=== PROVIDED DATA ===
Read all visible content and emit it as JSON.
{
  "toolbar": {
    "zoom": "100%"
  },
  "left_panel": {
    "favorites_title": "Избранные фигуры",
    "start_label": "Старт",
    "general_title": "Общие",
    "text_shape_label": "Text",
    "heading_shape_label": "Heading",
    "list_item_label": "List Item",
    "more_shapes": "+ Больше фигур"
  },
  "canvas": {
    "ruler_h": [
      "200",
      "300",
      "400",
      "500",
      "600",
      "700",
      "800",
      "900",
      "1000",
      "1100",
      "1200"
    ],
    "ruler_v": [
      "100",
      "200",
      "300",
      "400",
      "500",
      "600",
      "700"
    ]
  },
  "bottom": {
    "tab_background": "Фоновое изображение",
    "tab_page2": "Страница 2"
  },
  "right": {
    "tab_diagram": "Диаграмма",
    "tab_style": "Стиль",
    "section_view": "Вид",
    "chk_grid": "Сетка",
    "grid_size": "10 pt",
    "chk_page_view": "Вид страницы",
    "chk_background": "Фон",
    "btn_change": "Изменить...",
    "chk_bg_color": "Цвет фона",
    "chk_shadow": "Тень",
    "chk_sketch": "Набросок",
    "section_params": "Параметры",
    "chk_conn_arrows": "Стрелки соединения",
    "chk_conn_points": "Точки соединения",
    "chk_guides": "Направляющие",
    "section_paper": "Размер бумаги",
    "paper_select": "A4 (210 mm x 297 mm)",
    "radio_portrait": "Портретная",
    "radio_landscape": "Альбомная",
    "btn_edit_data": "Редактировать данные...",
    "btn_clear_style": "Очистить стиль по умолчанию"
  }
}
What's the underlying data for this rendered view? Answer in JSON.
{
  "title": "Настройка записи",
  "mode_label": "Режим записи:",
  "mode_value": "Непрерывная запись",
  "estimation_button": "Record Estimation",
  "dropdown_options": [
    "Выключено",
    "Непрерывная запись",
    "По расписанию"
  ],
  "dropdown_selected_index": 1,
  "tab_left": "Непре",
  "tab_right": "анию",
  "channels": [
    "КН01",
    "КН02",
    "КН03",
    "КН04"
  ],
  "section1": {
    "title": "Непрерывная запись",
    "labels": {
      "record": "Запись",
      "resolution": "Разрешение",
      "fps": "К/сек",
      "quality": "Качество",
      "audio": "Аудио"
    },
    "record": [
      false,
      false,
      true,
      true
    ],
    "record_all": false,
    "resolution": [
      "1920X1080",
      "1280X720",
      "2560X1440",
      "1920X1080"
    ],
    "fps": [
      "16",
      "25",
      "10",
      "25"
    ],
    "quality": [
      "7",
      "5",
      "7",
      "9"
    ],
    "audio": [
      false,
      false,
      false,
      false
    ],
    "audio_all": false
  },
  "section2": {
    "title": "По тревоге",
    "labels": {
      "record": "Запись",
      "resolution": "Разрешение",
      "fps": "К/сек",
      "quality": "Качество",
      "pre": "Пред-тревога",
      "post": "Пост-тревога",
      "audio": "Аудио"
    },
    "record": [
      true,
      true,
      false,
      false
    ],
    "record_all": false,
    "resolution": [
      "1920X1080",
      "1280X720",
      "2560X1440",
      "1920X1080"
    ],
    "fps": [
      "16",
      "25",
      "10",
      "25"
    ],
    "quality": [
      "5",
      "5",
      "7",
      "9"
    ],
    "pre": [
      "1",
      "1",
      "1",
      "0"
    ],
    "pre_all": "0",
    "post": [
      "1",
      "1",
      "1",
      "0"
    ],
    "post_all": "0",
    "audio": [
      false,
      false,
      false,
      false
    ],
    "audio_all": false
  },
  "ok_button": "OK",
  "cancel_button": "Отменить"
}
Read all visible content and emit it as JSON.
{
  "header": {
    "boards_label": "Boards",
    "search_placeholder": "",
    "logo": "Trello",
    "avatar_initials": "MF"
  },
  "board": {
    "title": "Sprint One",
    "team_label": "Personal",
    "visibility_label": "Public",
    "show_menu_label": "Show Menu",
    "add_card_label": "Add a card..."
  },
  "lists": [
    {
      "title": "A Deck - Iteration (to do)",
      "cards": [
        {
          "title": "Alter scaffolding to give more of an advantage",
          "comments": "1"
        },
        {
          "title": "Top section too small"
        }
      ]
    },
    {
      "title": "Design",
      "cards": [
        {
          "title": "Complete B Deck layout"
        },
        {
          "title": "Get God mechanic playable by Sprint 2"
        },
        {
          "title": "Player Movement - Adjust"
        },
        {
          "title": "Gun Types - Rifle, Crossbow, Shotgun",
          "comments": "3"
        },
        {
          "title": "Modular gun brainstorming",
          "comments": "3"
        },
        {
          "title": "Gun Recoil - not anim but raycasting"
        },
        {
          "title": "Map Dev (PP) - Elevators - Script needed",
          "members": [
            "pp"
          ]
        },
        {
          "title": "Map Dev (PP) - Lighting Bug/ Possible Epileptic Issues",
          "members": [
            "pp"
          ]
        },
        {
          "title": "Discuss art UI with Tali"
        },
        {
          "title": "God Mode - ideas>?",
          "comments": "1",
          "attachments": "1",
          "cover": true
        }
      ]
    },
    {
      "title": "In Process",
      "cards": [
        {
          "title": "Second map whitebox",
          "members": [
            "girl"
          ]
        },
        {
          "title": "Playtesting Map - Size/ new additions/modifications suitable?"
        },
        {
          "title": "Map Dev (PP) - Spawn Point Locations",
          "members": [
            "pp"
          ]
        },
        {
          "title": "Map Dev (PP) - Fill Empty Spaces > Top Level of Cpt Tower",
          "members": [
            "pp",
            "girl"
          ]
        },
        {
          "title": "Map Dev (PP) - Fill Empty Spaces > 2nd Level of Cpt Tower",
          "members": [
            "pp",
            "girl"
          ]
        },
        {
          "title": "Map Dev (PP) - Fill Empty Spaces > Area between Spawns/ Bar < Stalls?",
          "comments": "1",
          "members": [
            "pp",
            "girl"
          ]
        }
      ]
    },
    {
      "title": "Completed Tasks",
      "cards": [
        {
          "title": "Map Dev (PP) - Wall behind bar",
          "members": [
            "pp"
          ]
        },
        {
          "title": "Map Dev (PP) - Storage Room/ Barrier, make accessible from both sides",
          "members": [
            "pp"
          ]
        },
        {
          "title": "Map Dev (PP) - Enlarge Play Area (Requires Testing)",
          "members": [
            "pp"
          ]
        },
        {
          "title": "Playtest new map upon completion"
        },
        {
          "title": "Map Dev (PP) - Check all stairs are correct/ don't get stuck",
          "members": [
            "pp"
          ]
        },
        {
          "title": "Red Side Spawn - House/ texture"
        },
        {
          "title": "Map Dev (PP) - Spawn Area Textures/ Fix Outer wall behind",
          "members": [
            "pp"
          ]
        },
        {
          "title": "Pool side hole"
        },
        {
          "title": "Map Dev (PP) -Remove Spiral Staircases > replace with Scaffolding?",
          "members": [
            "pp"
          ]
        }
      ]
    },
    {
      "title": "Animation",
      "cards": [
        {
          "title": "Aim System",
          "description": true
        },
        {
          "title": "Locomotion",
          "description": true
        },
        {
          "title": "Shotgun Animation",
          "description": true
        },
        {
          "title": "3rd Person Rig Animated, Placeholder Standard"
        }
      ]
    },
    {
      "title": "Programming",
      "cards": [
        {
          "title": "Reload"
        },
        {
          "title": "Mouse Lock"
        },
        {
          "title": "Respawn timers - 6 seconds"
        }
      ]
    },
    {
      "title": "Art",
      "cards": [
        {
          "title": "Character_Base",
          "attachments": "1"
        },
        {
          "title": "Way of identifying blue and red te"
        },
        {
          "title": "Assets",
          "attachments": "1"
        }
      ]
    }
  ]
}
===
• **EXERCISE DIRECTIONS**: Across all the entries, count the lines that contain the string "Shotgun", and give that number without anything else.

• **RESPONSE TO THE TASK**: 2